TASK DESCRIPTION:
All entries are to be quoted exactly; the images stay out of the copy.

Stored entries
_ _ _ _ _

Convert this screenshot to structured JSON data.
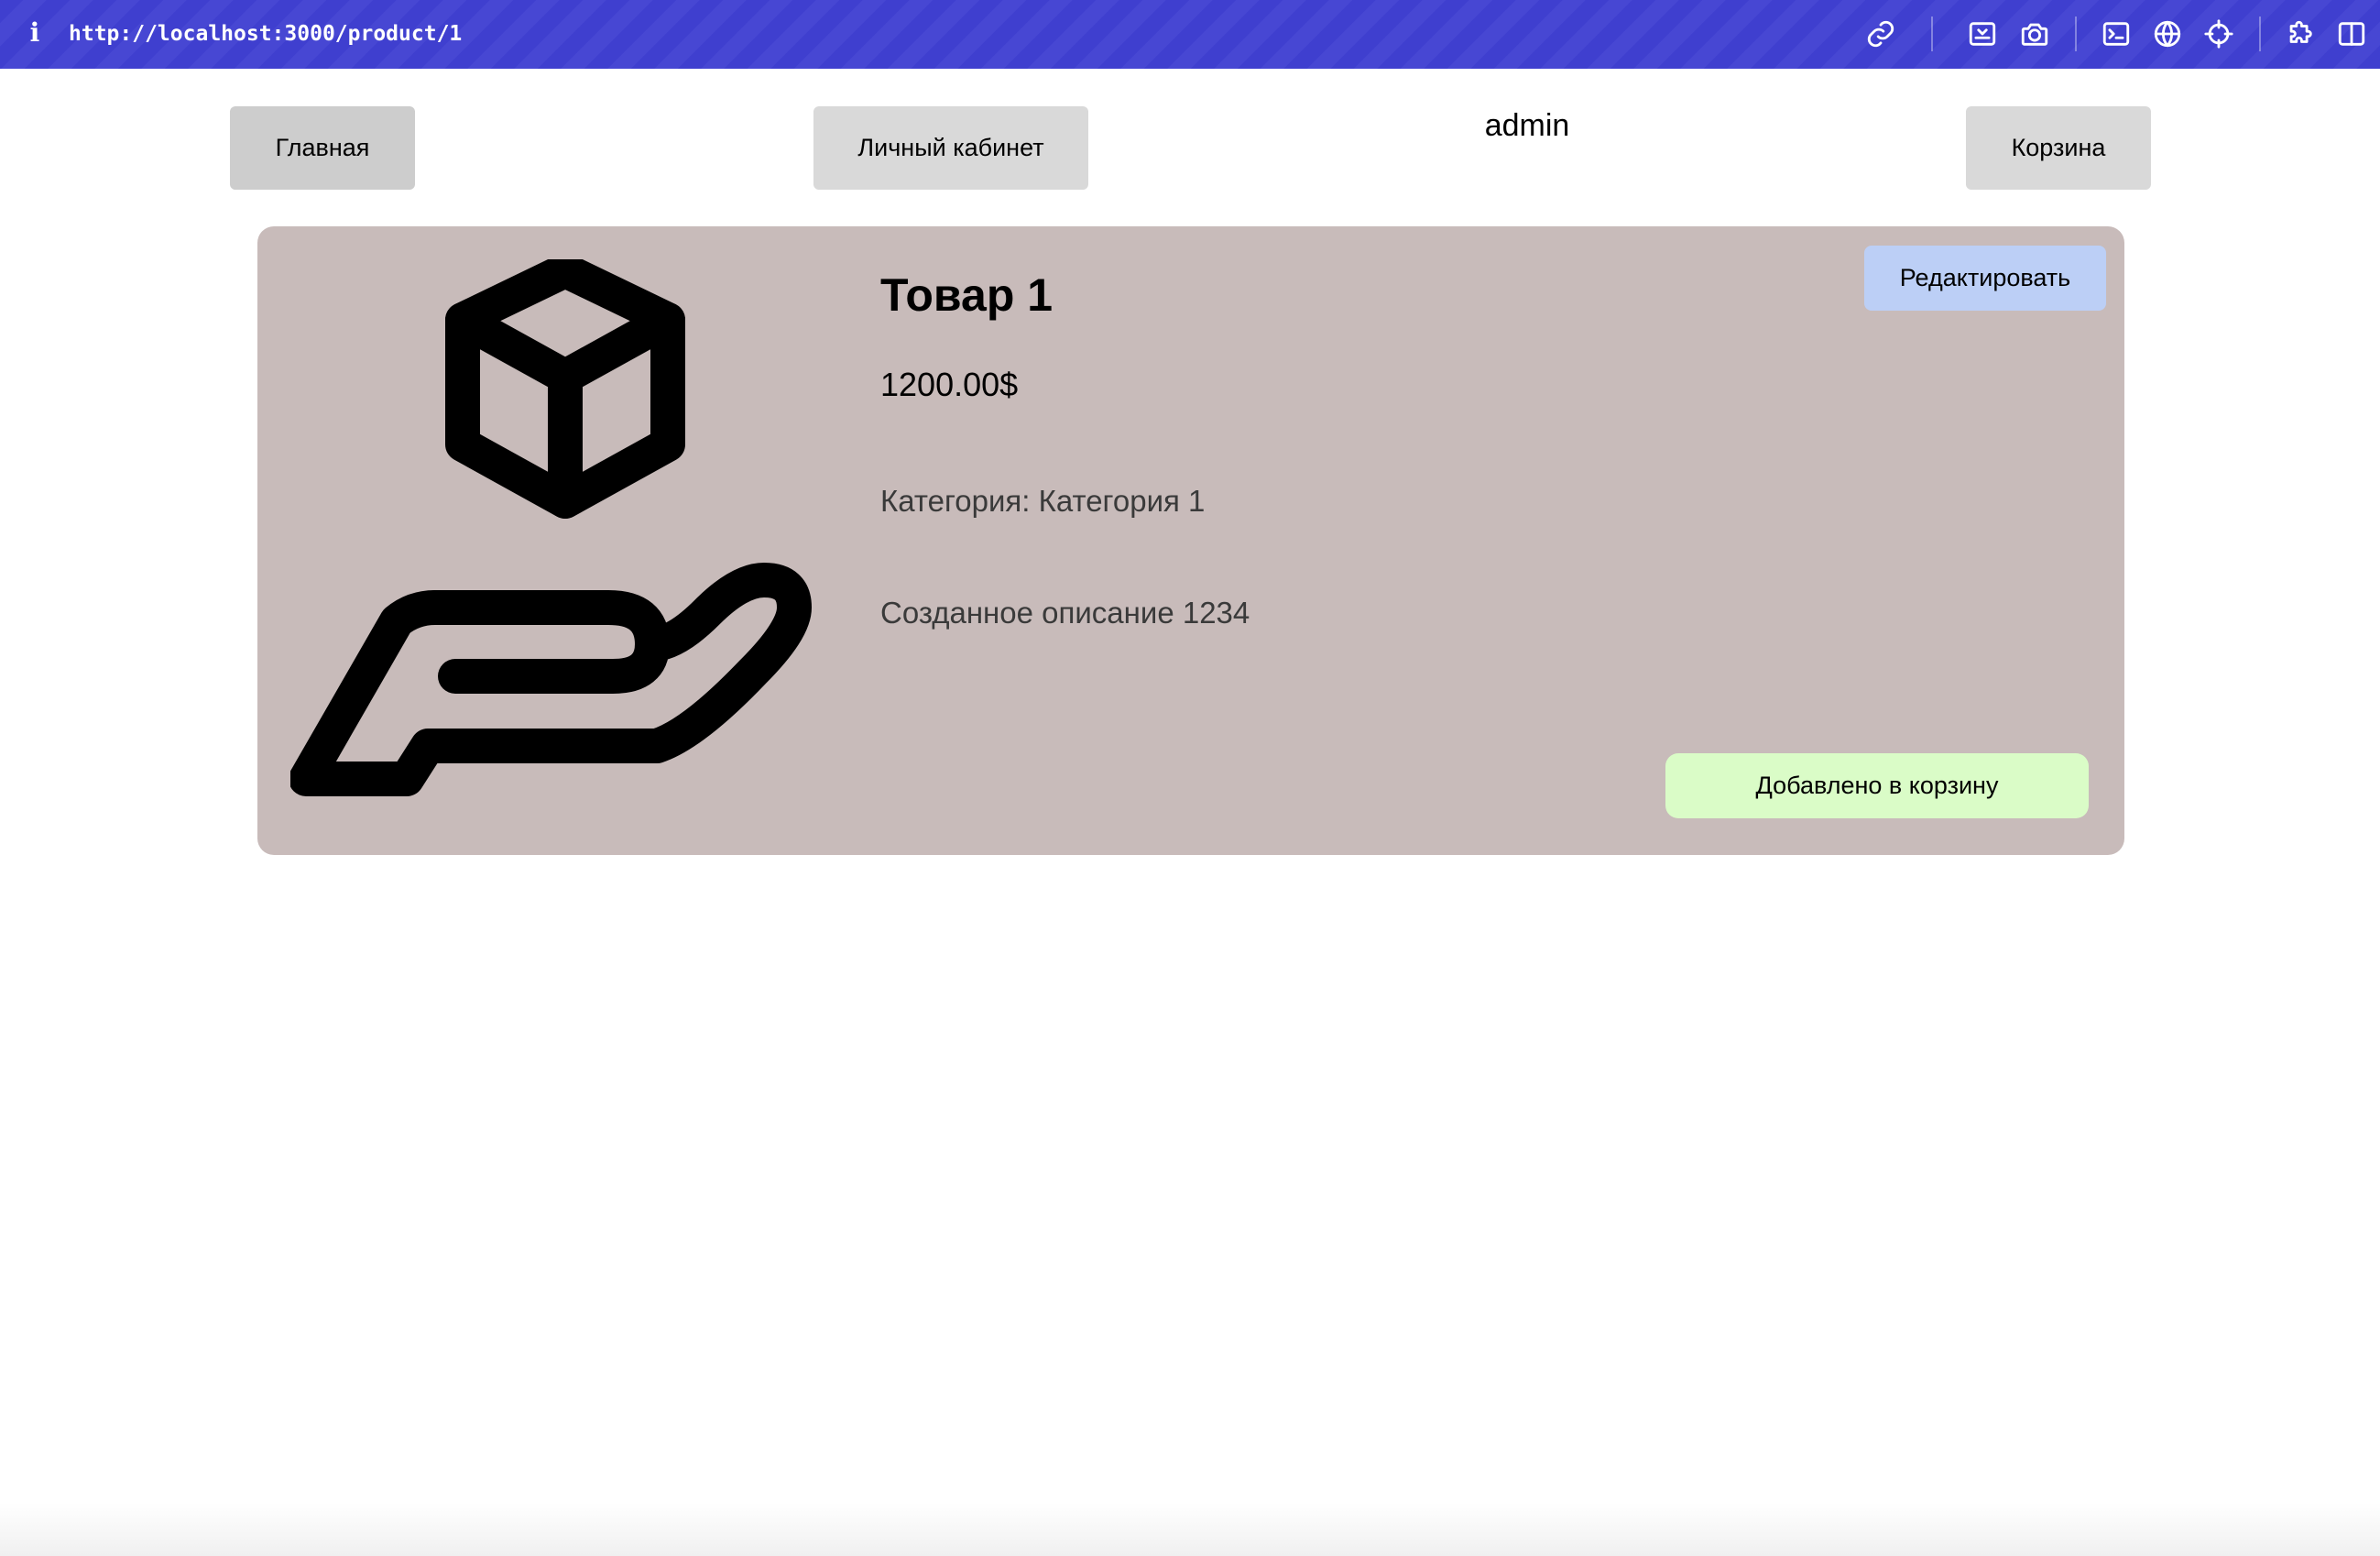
{
  "browser": {
    "url": "http://localhost:3000/product/1",
    "info_icon": "i",
    "toolbar_icons": [
      "link-icon",
      "screenshot-area-icon",
      "camera-icon",
      "terminal-icon",
      "globe-icon",
      "crosshair-icon",
      "extension-icon",
      "sidebar-icon"
    ],
    "accent_color": "#3f3fcf"
  },
  "nav": {
    "home_label": "Главная",
    "cabinet_label": "Личный кабинет",
    "username": "admin",
    "cart_label": "Корзина"
  },
  "product": {
    "image_icon": "hand-holding-box-icon",
    "title": "Товар 1",
    "price": "1200.00$",
    "category": "Категория: Категория 1",
    "description": "Созданное описание 1234",
    "edit_label": "Редактировать",
    "cart_status_label": "Добавлено в корзину",
    "card_color": "#c8bbba",
    "edit_color": "#bccff6",
    "cart_color": "#dafcc7"
  }
}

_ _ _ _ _

SOLVED EXERCISE:
Convert this screenshot to structured JSON data.
{
  "browser": {
    "url": "http://localhost:3000/product/1",
    "info_icon": "i",
    "toolbar_icons": [
      "link-icon",
      "screenshot-area-icon",
      "camera-icon",
      "terminal-icon",
      "globe-icon",
      "crosshair-icon",
      "extension-icon",
      "sidebar-icon"
    ],
    "accent_color": "#3f3fcf"
  },
  "nav": {
    "home_label": "Главная",
    "cabinet_label": "Личный кабинет",
    "username": "admin",
    "cart_label": "Корзина"
  },
  "product": {
    "image_icon": "hand-holding-box-icon",
    "title": "Товар 1",
    "price": "1200.00$",
    "category": "Категория: Категория 1",
    "description": "Созданное описание 1234",
    "edit_label": "Редактировать",
    "cart_status_label": "Добавлено в корзину",
    "card_color": "#c8bbba",
    "edit_color": "#bccff6",
    "cart_color": "#dafcc7"
  }
}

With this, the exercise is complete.